Each type comes with specific regulations depending on where a company is based. For example, UK employees are entitled to 5.6 weeks of paid annual leave. Two weeks of maternal leave is a requirement for new mothers, which can be extended up to one year or include both parents via shared parental leave.
2. Fair scheduling and staggering
Specifying each type of leave included in your policy ensures your company complies with any governing law. It also gives you a guide on the timelines your holiday policy needs to accommodate, and where the pressure points are likely to be.
School holidays will likely mean more annual or casual leave applications. Since these holidays are pre-scheduled, they’re easier to plan for. It helps with staggering leave so everyone gets their mandated time off without depleting the office all at once.
Doing that starts with two essentials: tracking leave and a requesting policy.
3. Tracking holidays and accrued time off
Tracking employee leave is essential to a good holiday policy. Managers shouldn’t just know when a worker is taking time off, they also need to know how much time off employees are entitled to.
Workers start accruing leave days from their first day of employment, so your system must be able to track individual timelines. Similarly, you can use regulations to help you stay on top of maternity leave.
In the UK, the earliest maternity leave can start is 11 weeks before the expected week of childbirth. Note that employees still accrue annual leave days during maternity leave. A maternity plannerhelps track accrued days and pay associated with maternity leave using:
● Baby’s due date
● Employment status
● Job start date
4. Leave request procedure
Holiday and parental leave are more predictable than sick or compassionate leave, but that doesn’t remove short-notice applications entirely. The ability to plan for an absence is crucial to maintaining a cohesive workplace. For a holiday policy, that means having a leave request procedure.
This procedure should inform workers of when to apply for leave and the eligibility requirements needed. Do they need to serve two weeks' notice for holiday leave? What’s the standard waiting time for approval? What information do they need to submit on a leave application form and who reviews it?

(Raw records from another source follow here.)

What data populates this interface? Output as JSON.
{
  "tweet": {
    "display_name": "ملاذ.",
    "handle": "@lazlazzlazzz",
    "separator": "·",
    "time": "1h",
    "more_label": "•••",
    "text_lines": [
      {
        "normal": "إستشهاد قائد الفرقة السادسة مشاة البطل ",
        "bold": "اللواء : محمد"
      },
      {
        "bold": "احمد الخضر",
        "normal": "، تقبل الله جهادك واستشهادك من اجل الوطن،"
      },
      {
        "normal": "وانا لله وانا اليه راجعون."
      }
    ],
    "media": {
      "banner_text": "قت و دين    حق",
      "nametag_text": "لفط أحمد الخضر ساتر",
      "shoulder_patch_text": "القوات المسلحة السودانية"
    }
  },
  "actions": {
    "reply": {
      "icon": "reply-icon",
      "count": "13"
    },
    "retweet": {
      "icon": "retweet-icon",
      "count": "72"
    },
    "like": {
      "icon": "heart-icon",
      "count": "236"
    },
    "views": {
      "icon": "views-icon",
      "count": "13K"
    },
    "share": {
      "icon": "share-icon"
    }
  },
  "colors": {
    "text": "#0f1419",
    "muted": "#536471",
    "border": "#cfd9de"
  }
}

5. Communication and People Management
A leave request procedure forms part of your holiday policy’s communication strategy. The rest of it comes down to what your company communicates to workers regarding holiday leave. Consider what you want your staff to know about leave best practices.
If WFH employees are dealing with kids at home, do you encourage them to make use of the office instead? Does your policy offer compressed work weeks or shorter days to give parents more flexibility without having to take time off? Is everyone aware of how to delegate and hand over work before going on leave?
A better approach to holiday policies
At the end of the day, annual leave management is people management. Tracking systems, procedures, and timelines give a policy structure, but the best ones are centred on people and their needs. If your workplace has changed in the last two years, it may be worth reviewing your holiday policy.
If you would like a review of your policies and procedures, Lodge Court offer a free Health Check where we will discuss your business's HR Management and report back to you with our findings and recommendations. You will also be offered a bespoke package whereby our team will be on hand every step of the way to ensure the recommended changes are implemented quickly and effectively. If you want to find out more, please get in touch with us on 01243 300301.